━━━━━ DATA RECORDS ━━━━━
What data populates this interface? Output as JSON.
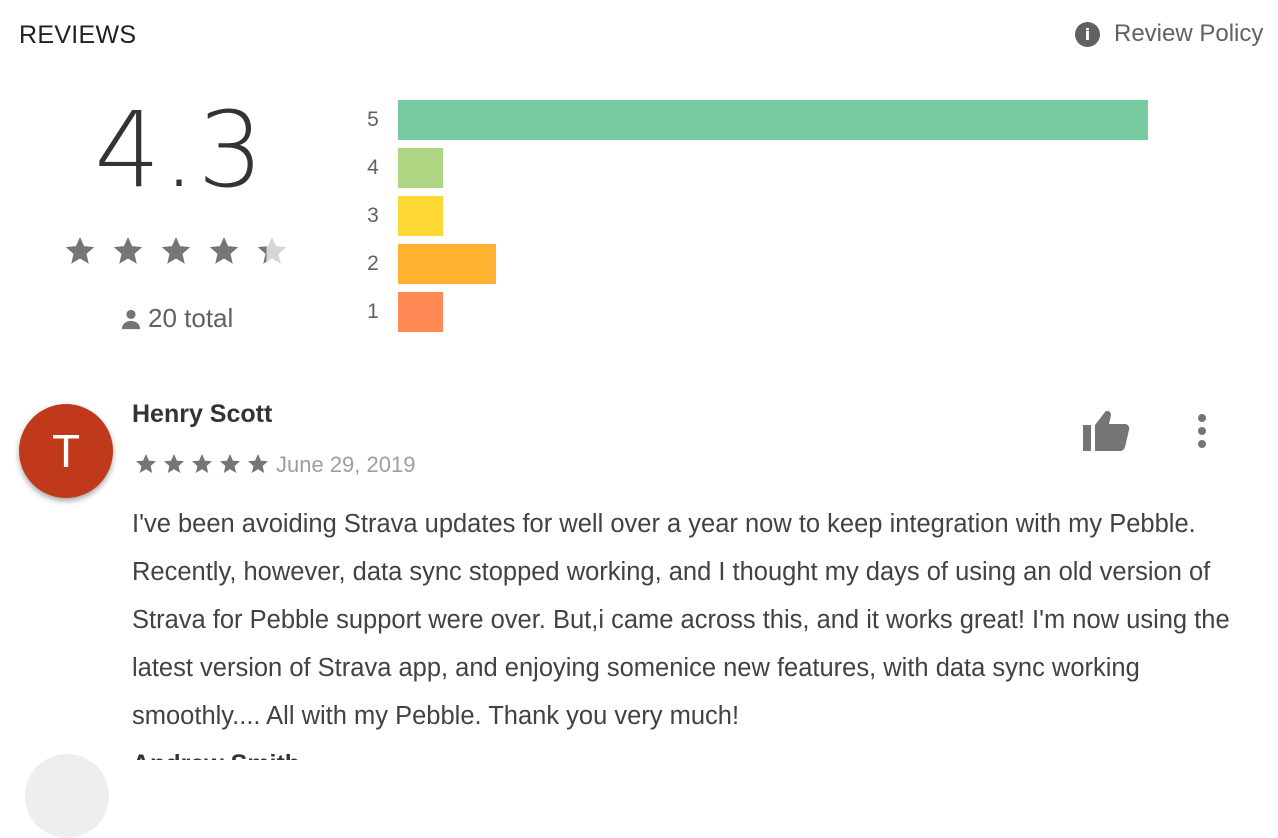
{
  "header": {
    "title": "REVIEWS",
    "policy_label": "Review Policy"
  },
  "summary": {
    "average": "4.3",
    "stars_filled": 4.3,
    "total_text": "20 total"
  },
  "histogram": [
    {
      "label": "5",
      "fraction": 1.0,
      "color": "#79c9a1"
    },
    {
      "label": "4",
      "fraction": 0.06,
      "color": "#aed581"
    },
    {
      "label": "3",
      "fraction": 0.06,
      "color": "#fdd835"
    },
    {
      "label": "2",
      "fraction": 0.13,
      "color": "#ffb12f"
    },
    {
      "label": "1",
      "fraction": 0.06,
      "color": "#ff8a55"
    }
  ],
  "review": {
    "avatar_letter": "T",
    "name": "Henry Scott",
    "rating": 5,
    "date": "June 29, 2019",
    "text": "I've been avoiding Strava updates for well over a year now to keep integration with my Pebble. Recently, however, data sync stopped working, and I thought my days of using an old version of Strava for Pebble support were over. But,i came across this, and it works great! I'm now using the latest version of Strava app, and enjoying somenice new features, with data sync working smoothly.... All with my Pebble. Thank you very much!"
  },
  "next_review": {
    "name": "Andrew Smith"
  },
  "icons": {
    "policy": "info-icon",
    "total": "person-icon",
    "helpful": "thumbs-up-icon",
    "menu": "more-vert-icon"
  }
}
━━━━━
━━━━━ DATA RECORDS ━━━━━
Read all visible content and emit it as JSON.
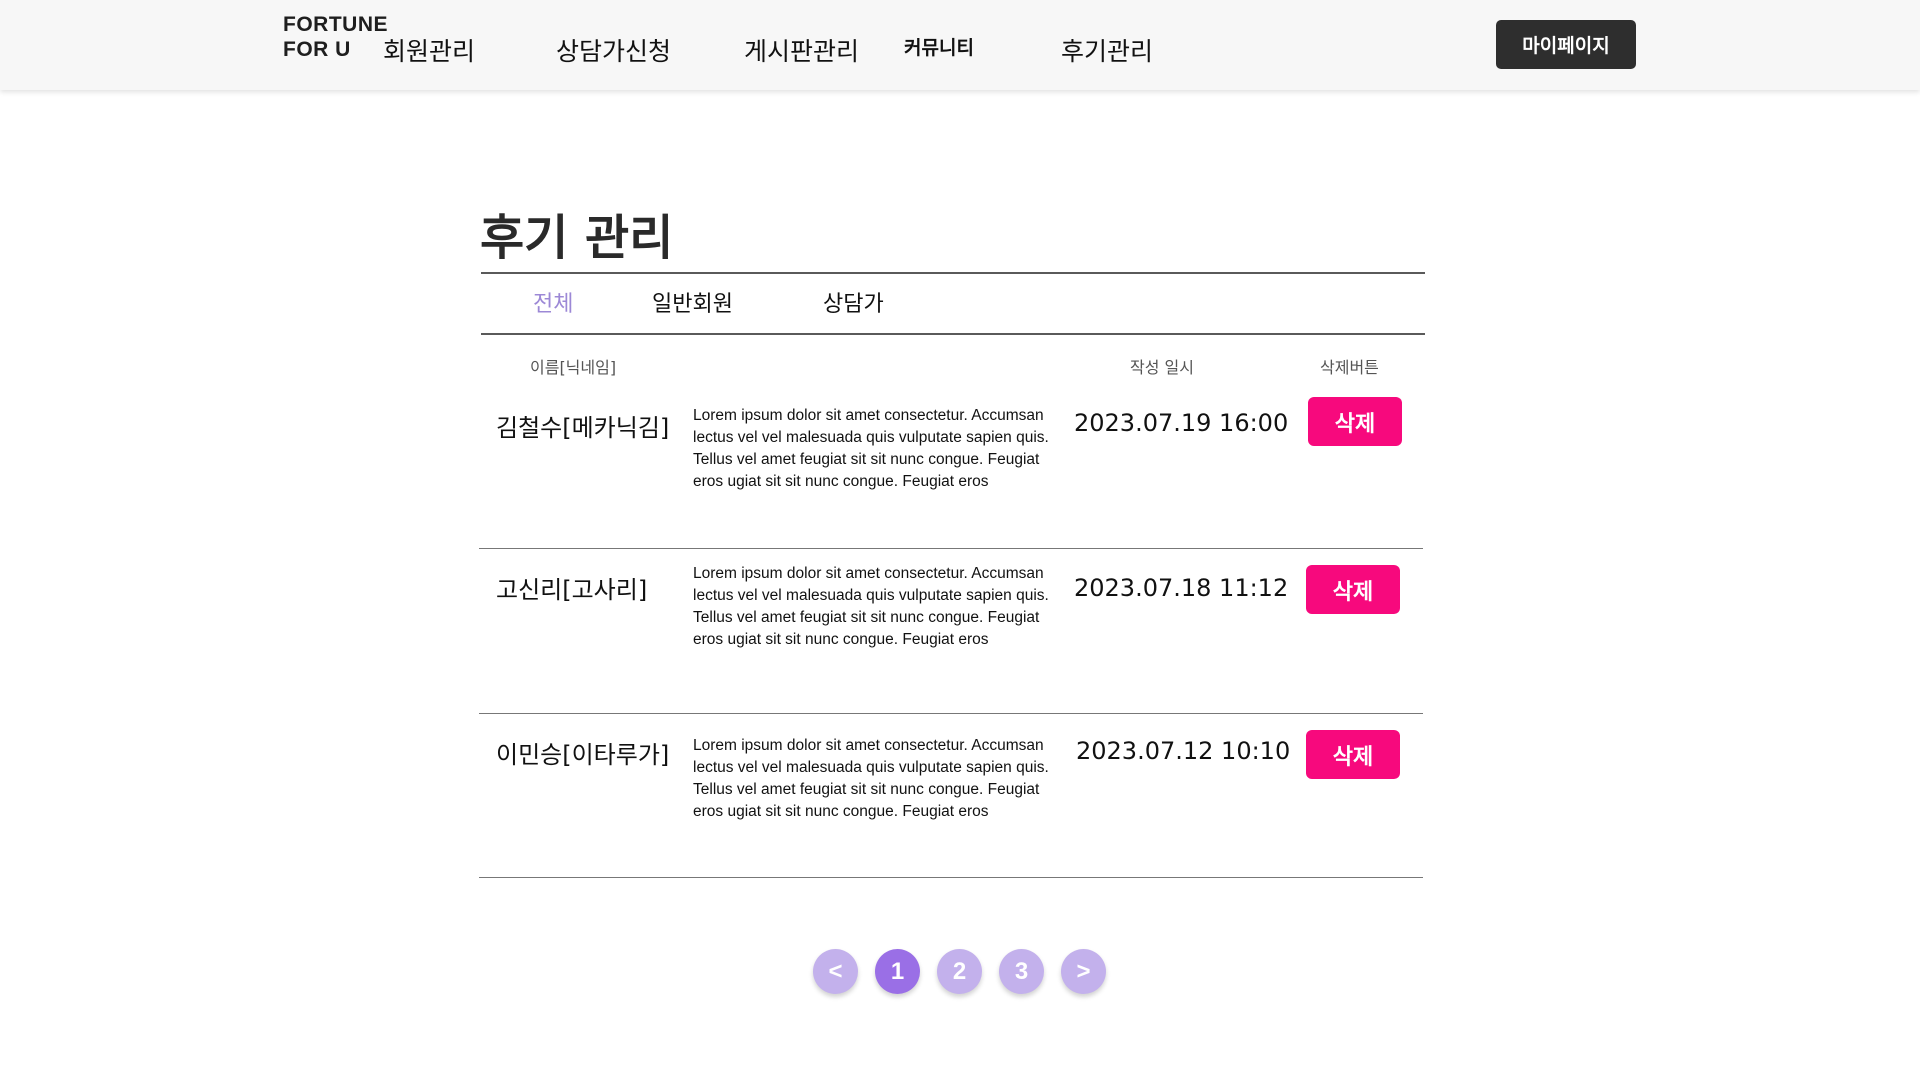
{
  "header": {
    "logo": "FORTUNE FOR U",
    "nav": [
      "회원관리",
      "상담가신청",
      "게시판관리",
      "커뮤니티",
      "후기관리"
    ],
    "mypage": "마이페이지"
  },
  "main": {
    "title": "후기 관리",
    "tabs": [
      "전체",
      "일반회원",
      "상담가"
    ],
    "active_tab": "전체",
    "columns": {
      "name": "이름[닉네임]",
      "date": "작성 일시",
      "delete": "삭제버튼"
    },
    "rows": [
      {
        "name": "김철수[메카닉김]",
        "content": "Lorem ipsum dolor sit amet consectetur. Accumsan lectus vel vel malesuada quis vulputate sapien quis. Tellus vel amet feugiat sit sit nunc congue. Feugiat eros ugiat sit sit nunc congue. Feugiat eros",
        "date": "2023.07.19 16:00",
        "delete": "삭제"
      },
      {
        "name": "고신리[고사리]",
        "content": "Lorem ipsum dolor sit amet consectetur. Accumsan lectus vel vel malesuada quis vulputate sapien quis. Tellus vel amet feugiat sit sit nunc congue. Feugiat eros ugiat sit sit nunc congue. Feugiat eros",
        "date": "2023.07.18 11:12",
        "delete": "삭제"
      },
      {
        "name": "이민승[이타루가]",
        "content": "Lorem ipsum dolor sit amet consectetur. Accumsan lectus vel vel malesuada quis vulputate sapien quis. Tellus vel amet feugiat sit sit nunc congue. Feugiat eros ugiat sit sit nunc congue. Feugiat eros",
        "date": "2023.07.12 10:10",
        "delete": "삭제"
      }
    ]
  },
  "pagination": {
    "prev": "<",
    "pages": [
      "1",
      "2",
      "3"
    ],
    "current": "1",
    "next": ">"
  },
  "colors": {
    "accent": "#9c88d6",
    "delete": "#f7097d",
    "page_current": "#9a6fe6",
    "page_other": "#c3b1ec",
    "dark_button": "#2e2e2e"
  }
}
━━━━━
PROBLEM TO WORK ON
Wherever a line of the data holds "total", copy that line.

ANSWER TO THE PROBLEM
    "total_text": "20 total"
    "total": "person-icon",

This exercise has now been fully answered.